Well we've been covering liberalism and its implications in the U6 ideology lessons, and there have been no less vigorous debates about the nature of a free society in allegedly liberal Britain than in the L6 set as well. In its classical form, liberalism is about the freedom of the individual and assumes that freedom to be an absence from any external constraints (a view later characterised by Isaiah Berlin as negative freedom). The modern liberal, of course, has trouble with this, for he wants to promote freedom by promoting the 'potential' of the individual, and on the assumption that such potential usually requires a lift, he comes up with the notion of government intervention via such forms as the welfare state (positive freedom). Now no-one would dispute that these are noble notions, but the modern liberal problem remains that the more you increase the power of the state the more you compromise the freedom of the individual. The two exist as opposite forces to each other. The debate that has been exercising us recently has been the extent to which modern government is so keen to legislate our every activity that it has ceased to have any regard whatsoever for the concept of negative freedom.
This is not a debate confined to the walls of the politics classroom. It came up as I was dining last night with one of my politics mentors (and former student!!) and his wife. He mentioned, in between frequent growls about the amount of money the government takes off him in tax, a recent Independent story which suggested that such was the present government's taste for legislation, that it has effectively created a new offence for virtually every day it has been in power. A crime a day thanks to New Labour. So, cheers Tony, we are all 3,000 times more likely to be criminals than when you first came to office!

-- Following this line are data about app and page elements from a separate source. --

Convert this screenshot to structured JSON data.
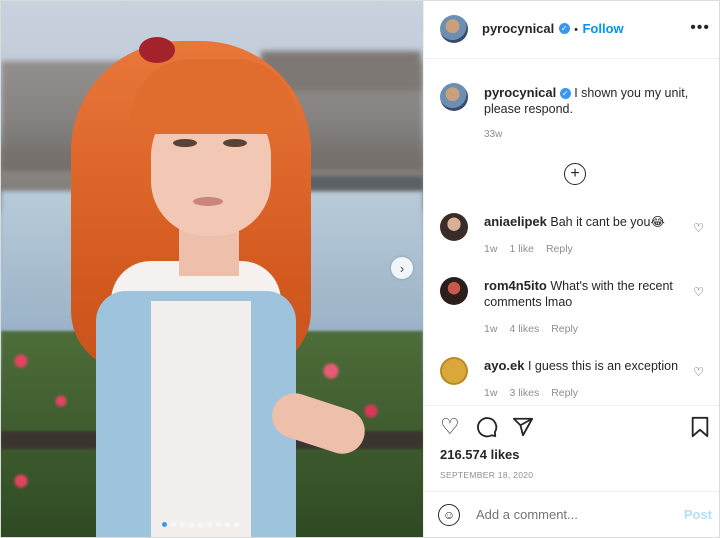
{
  "post": {
    "author": "pyrocynical",
    "follow_label": "Follow",
    "separator": "•",
    "more_label": "•••",
    "caption": "I shown you my unit, please respond.",
    "caption_time": "33w",
    "load_more_icon": "plus-circle-icon",
    "carousel": {
      "next_icon": "chevron-right-icon",
      "dots": 9,
      "active_dot": 1
    }
  },
  "comments": [
    {
      "user": "aniaelipek",
      "text": "Bah it cant be you😂",
      "time": "1w",
      "likes": "1 like",
      "reply": "Reply"
    },
    {
      "user": "rom4n5ito",
      "text": "What's with the recent comments lmao",
      "time": "1w",
      "likes": "4 likes",
      "reply": "Reply"
    },
    {
      "user": "ayo.ek",
      "text": "I guess this is an exception",
      "time": "1w",
      "likes": "3 likes",
      "reply": "Reply"
    }
  ],
  "actions": {
    "like_icon": "heart-icon",
    "comment_icon": "comment-icon",
    "share_icon": "paper-plane-icon",
    "save_icon": "bookmark-icon",
    "likes": "216.574 likes",
    "date": "SEPTEMBER 18, 2020"
  },
  "add_comment": {
    "placeholder": "Add a comment...",
    "post_label": "Post",
    "emoji_icon": "smiley-icon"
  },
  "colors": {
    "accent": "#0095f6",
    "verified": "#3897f0",
    "post_disabled": "#b2dffc"
  }
}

It is refreshing to note that the founder of this alarming statistic about the impingement on our individual freedoms is a Liberal MP, Mr. Nick Clegg (and frequently touted possible future leader). For a brief summary of the article, which ends with the fascinating news that the government have created, amongst their 3,000 new offences, one that makes it illegal to 'create a nuclear explosion' (and thanks for that - we all feel a whole lot safer now), click here. Unfortunately, one freedom you do not have is the freedom to read the whole article for free - such is the Indie's cash strapped status that you need to buy the full article for a quid. But you can get the broad picture, and that's bad enough.
So, a liberal society? Depends on how free one needs to be I guess.